Some educational aspects to use...
  • Try and teach child to concentrate -go back to basics .
  • Break tasks down into its simplest components to limit anxiety and stress
  • Tell them when an activity starts and when it is over
  • Social stories often help
  • Visual timetable –breakdown of activities and must run in order
  • Objects of reference
  • First and then boards
  • Zoning of areas
  • Communication books, boards and devices
occupational therapy
Occupational therapy
  • Address sensory integration problems
  • Cognitive stimulation very important
  • Perceptual activities


  • Deep pressure and brushing with a soft brush often work well to calm children down
  • “Bear Hug”
  • Unrolling ear
  • Blowing things e.g. Whistle, bubbles etc
  • Various medications can be used in the treatment of Autism
  • Mood stabilising medications e.g. Tegretol, Lithium
  • Antipsychotic medications e.g. Risperdal
  • Antidepressant andanti-anxietymedications e.g. Prozac
  • Stimulant medications for ADHD e.g. Ritalin
  • Non Stimulant medications for ADHD e.g. Strattera
  • Adams, JB; Edelson, SM; Grandin, T & Rimland, B. 2004. Advice for parents of young autistic children. Working paper.
  • forgotten physical impact of autism. Available online at;
  • Baranek, GT. 2008. Efficacy of sensory and motor interventions for children with autism. Journal of Autism and Developmental disorders. Vol. 32 (5)October 2003 pp 397-422
  • Centre for Disease Control and Prevention. USA . 2011. Autism Spectrum Disorder (ASD) Available online at:
  • Downing, PG. 2010. Physical therapy can benefit some children with autism. 18 July 2010, Brownsville Herald
  • Ewell, V. 2011. Physical therapy for Autistic Children.Healthmango.

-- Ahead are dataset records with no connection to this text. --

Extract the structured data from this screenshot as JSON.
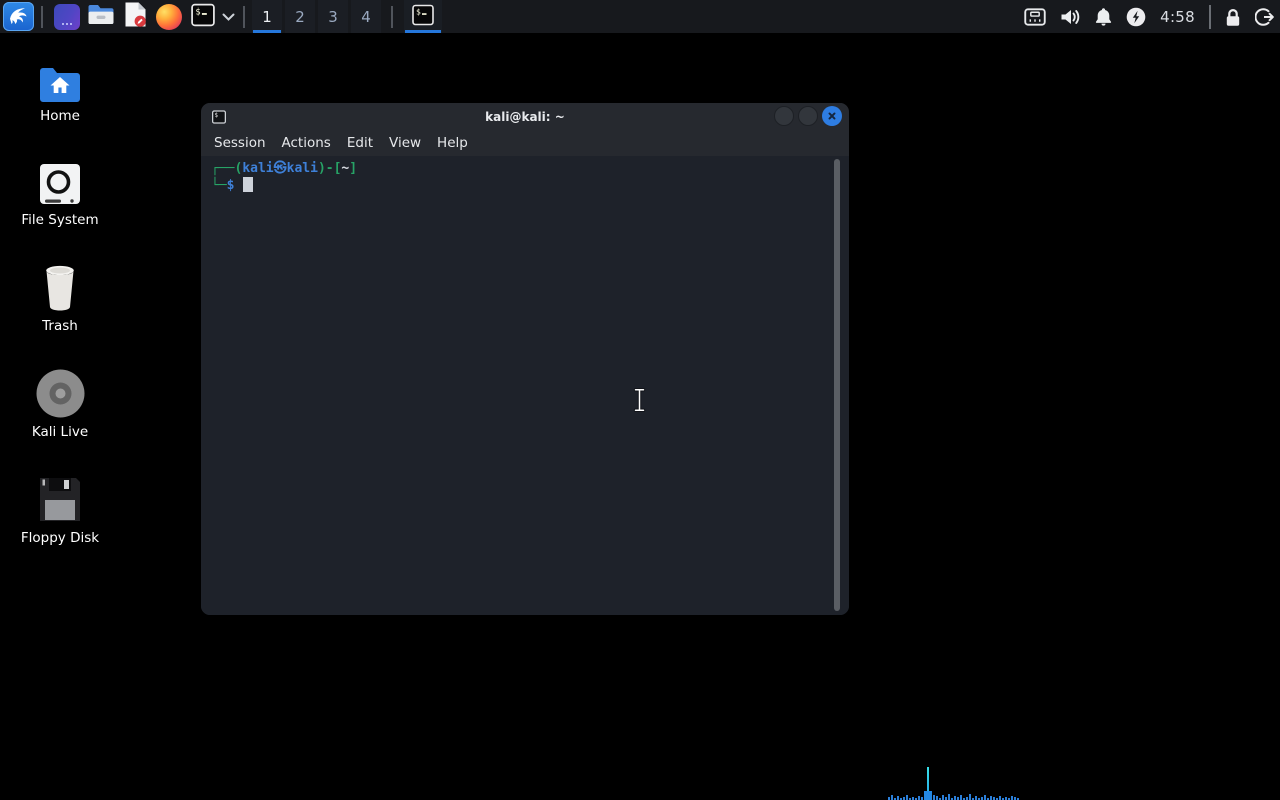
{
  "colors": {
    "panel_bg": "#17191d",
    "accent_blue": "#2577dc",
    "close_blue": "#2e7de2",
    "prompt_green": "#27a366",
    "prompt_blue": "#3e80d8",
    "graph_blue": "#2b7fd9",
    "window_chrome": "#26292f",
    "terminal_bg": "#1e222a"
  },
  "panel": {
    "menu_button_icon": "kali-dragon-icon",
    "launchers": [
      {
        "name": "terminal-emulator"
      },
      {
        "name": "file-manager"
      },
      {
        "name": "text-editor"
      },
      {
        "name": "firefox-browser"
      },
      {
        "name": "qterminal-dropdown"
      }
    ],
    "workspaces": {
      "items": [
        "1",
        "2",
        "3",
        "4"
      ],
      "active_index": 0
    },
    "taskbar_window_icon": "qterminal-icon",
    "graph": {
      "bars": [
        3,
        5,
        2,
        4,
        2,
        3,
        5,
        2,
        3,
        2,
        4,
        3,
        2,
        33,
        3,
        5,
        4,
        2,
        5,
        3,
        6,
        2,
        4,
        3,
        5,
        2,
        3,
        6,
        2,
        4,
        2,
        3,
        5,
        2,
        4,
        3,
        2,
        4,
        2,
        3,
        2,
        4,
        3,
        2
      ]
    },
    "tray_icons": [
      "network-icon",
      "volume-icon",
      "notifications-bell-icon",
      "power-manager-icon",
      "lock-screen-icon",
      "logout-icon"
    ],
    "clock": "4:58"
  },
  "desktop": {
    "icons": [
      {
        "label": "Home",
        "icon": "home-folder-icon"
      },
      {
        "label": "File System",
        "icon": "drive-icon"
      },
      {
        "label": "Trash",
        "icon": "trash-can-icon"
      },
      {
        "label": "Kali Live",
        "icon": "disc-icon"
      },
      {
        "label": "Floppy Disk",
        "icon": "floppy-disk-icon"
      }
    ]
  },
  "terminal": {
    "title": "kali@kali: ~",
    "menu": [
      "Session",
      "Actions",
      "Edit",
      "View",
      "Help"
    ],
    "prompt": {
      "frame_top": "┌──(",
      "user": "kali㉿kali",
      "separator": ")-[",
      "path": "~",
      "bracket_close": "]",
      "frame_bottom": "└─",
      "prompt_char": "$"
    }
  }
}
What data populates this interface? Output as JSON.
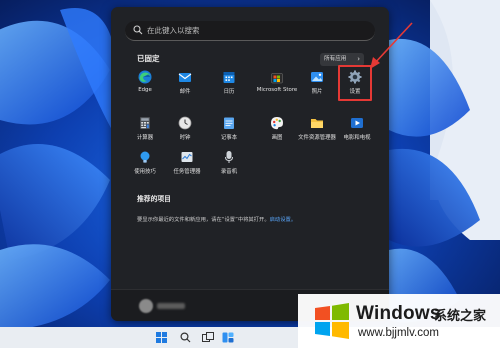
{
  "search": {
    "placeholder": "在此键入以搜索"
  },
  "pinned": {
    "title": "已固定",
    "all_apps_label": "所有应用",
    "apps": [
      {
        "label": "Edge",
        "icon": "edge-icon"
      },
      {
        "label": "邮件",
        "icon": "mail-icon"
      },
      {
        "label": "日历",
        "icon": "calendar-icon"
      },
      {
        "label": "Microsoft Store",
        "icon": "store-icon"
      },
      {
        "label": "照片",
        "icon": "photos-icon"
      },
      {
        "label": "设置",
        "icon": "settings-gear-icon"
      },
      {
        "label": "计算器",
        "icon": "calculator-icon"
      },
      {
        "label": "时钟",
        "icon": "clock-icon"
      },
      {
        "label": "记事本",
        "icon": "notepad-icon"
      },
      {
        "label": "画图",
        "icon": "paint-icon"
      },
      {
        "label": "文件资源管理器",
        "icon": "folder-icon"
      },
      {
        "label": "电影和电视",
        "icon": "movies-tv-icon"
      },
      {
        "label": "使用技巧",
        "icon": "tips-icon"
      },
      {
        "label": "任务管理器",
        "icon": "task-manager-icon"
      },
      {
        "label": "录音机",
        "icon": "voice-recorder-icon"
      }
    ]
  },
  "recommended": {
    "title": "推荐的项目",
    "text": "要显示你最近的文件和新应用，请在“设置”中将其打开。",
    "link": "启动设置。"
  },
  "watermark": {
    "brand": "Windows",
    "cn": "系统之家",
    "url": "www.bjjmlv.com"
  },
  "colors": {
    "accent_highlight": "#e53935",
    "link": "#5aa9ff",
    "menu_bg": "#202226"
  }
}
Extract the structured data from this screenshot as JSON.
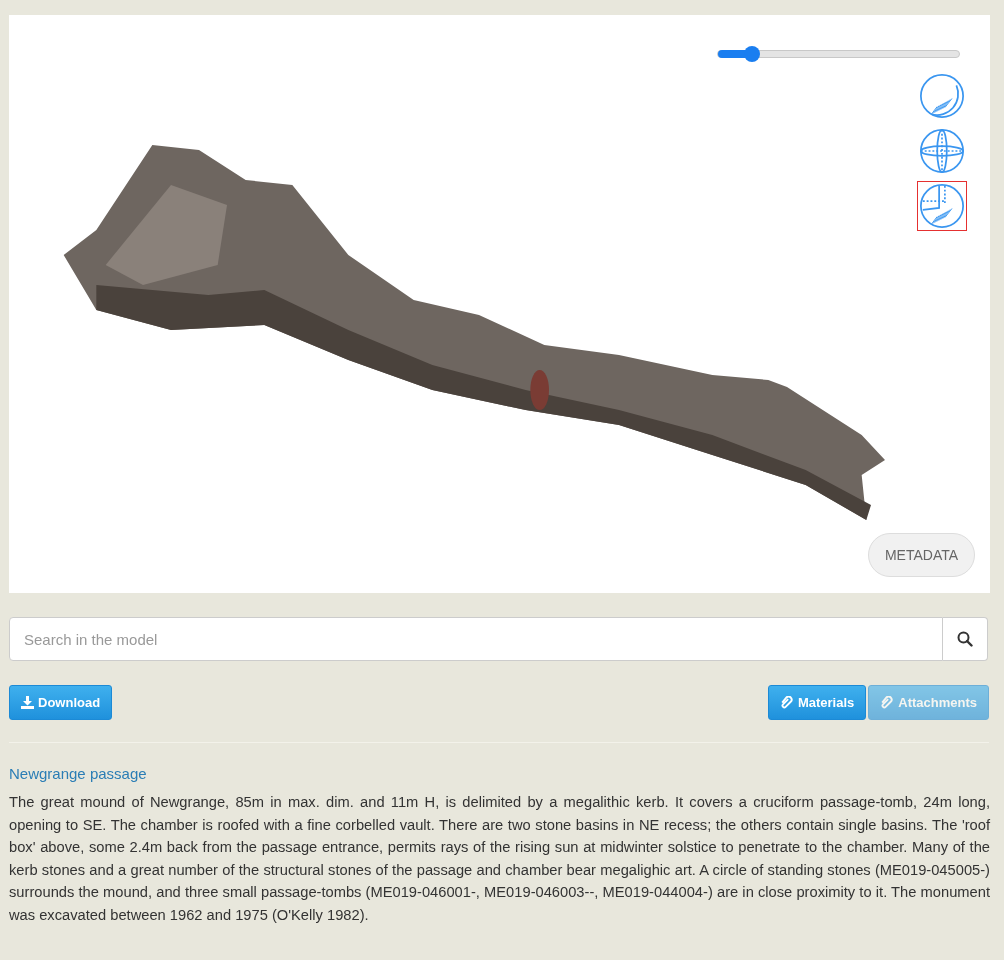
{
  "viewer": {
    "slider": {
      "level": 0.14
    },
    "view_modes": [
      {
        "kind": "lighting",
        "selected": false
      },
      {
        "kind": "axes",
        "selected": false
      },
      {
        "kind": "section",
        "selected": true
      }
    ],
    "metadata_button": "METADATA"
  },
  "search": {
    "placeholder": "Search in the model"
  },
  "buttons": [
    {
      "kind": "download",
      "label": "Download",
      "disabled": false
    },
    {
      "kind": "materials",
      "label": "Materials",
      "disabled": false
    },
    {
      "kind": "attachments",
      "label": "Attachments",
      "disabled": true
    }
  ],
  "title": "Newgrange passage",
  "description": "The great mound of Newgrange, 85m in max. dim. and 11m H, is delimited by a megalithic kerb. It covers a cruciform passage-tomb, 24m long, opening to SE. The chamber is roofed with a fine corbelled vault. There are two stone basins in NE recess; the others contain single basins. The 'roof box' above, some 2.4m back from the passage entrance, permits rays of the rising sun at midwinter solstice to penetrate to the chamber. Many of the kerb stones and a great number of the structural stones of the passage and chamber bear megalighic art. A circle of standing stones (ME019-045005-) surrounds the mound, and three small passage-tombs (ME019-046001-, ME019-046003--, ME019-044004-) are in close proximity to it. The monument was excavated between 1962 and 1975 (O'Kelly 1982)."
}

available online at:

  • Hawthorne, D. 2011. Autism and exercise. Autism today. Available online at
  • Ming, X; Brimacombe, M & Wagner, GC. 2006. Prevalence of motor impairment in autism. Brain and Development, Vol.29, Issue 9, October 2007 pp 565-570
  • O’ Connor, J; French, J & Henderson, H. 2000. Use of physical activity to improve behaviour in autism. Palaestra. Summer 200o Vol. 16 nr. 3
  • Petrus, C; Adamson,R; Block, L; Einarson, SJ; Sharifnejad, M & Harris,SR. 2008. Effects of exercise intervention on stereotypic behaviours in children with Autism Spectrum Disorder. Physiother Can 2008:60; 134-145
  • Ratliffe, KT (ed) . 1998. Sensory processing and cognitive disorders in childhood in clinical Paediatric Physical Therapy. A guide for the Physical Therapy Team pp324-327
  • Redlich, J. 2010. Autism Spectrum Disorders and Physical therapy: The motor connection. Austism spectrum, winter 2005
  • Redlich, J. 2010. Movement as a tool. How can we learn through our strengths. Our journey thru Autism
  • Wilson, CA. 2011. The role of physical therapy for individuals with autism Spectrum Disorders
  • Smith, R. 2011. Children with Developmental Coordination Disorder. Physiotherapy Department, UFS, lecture notes (unpublished)
  • Images courtesy of Google images, 2011
  • Madagascar characters images (DreamWorks) courtesy of Google images, 2011